Although most clients find Locus through word of mouth or because they’ve seen our past work, now and then we go after new work by answering a request for proposal (RFP) sent out by a developer, neighborhood organization or non-profit. One of the criteria often included in an RFP is to describe our past experience for that building type. For example, here’s a requirement from a request that we recently considered - “provide detailed information on the last three completed multifamily projects that are most similar to this project, including description of project, drawings, cost of construction, and developer/owner contact information.” This is a troubling requirement and raises some interesting questions. Can architects design a building without prior experience with that building type? Are our skills as designers and problem-solvers transferable across building types?
We believe the answer to both is YES, and apparently so do our peers. Last week Locus was awarded an AIA Honor Award for the White Bear Unitarian Universalist Church (WBUUC) in Mahtomedi, MN. This is the second award granted for this church design, the first awarded last year by the Interfaith Forum on Religion, Art and Architecture, a community of church architects. An article about the church, titled “Nature Sanctuary”, is published in the Nov/Dec issue of Architecture MN.
When we interviewed for the job in 2005, we made it clear that this would be our first church design. We didn’t have a long list of past, similar projects we could, or more importantly “would”, draw from as we worked. No, we would design something unique for their community, based on a long and involved process of learning who they were and listening to their hopes and dreams for the space.
We’ve won many awards over the years, nearly all of them for building types that we had never designed before. Fortunately, our clients for those projects didn’t base their decision to hire us on our past experience for projects most similar to theirs.
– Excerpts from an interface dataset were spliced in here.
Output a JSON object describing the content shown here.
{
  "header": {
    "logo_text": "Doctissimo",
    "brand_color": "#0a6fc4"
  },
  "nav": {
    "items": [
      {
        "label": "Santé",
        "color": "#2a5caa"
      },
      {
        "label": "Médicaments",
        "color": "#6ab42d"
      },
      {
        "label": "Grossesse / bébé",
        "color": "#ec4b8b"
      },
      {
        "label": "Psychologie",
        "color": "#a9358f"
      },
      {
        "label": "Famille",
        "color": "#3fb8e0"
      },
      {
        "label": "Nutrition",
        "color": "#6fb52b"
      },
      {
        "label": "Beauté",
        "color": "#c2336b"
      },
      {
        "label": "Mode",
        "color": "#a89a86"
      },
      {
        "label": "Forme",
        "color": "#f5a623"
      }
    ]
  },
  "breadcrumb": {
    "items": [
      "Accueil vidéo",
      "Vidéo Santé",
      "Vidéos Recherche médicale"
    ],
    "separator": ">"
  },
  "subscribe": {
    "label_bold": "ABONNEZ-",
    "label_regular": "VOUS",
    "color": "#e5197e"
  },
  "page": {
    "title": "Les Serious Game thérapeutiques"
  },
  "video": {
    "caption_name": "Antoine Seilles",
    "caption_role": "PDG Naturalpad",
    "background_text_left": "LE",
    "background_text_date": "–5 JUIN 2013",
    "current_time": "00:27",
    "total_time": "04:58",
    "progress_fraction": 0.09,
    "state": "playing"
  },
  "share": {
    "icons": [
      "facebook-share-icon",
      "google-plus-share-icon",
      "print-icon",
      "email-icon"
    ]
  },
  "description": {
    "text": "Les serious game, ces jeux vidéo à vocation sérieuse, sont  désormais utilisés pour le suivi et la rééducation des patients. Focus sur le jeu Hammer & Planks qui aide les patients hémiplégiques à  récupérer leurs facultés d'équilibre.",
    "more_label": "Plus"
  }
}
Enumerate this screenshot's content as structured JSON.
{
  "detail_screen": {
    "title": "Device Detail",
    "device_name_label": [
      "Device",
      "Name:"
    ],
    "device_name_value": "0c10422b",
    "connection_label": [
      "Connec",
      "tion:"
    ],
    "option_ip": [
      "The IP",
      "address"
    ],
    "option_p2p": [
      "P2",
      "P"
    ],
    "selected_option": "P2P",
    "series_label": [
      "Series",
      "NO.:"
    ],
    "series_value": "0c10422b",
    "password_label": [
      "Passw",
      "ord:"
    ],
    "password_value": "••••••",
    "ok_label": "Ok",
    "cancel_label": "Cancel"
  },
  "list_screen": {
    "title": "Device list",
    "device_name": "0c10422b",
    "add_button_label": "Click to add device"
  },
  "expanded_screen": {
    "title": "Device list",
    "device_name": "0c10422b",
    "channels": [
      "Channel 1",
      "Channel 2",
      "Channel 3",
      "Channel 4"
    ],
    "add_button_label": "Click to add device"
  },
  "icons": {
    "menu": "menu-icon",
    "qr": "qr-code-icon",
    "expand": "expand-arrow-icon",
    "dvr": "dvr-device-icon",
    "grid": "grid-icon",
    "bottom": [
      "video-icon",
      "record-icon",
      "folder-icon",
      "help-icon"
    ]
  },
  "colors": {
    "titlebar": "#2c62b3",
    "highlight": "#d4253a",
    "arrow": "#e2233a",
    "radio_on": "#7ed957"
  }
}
And we’d like to think they’re better off for it. As Victoria Safford, WBUUC minister, described when they first began to use their new space, “we’ve held four services now in the new sanctuary here, and every week it is as if we are entering the spaces here for the first time, so beautiful are the movements of light, the textures of steel, concrete and glass, the seemingly impermeable boundaries between inside and outside. The congregation is in a state of amazement and gratitude – as am I. This work you have done here is beautiful. Thank you.”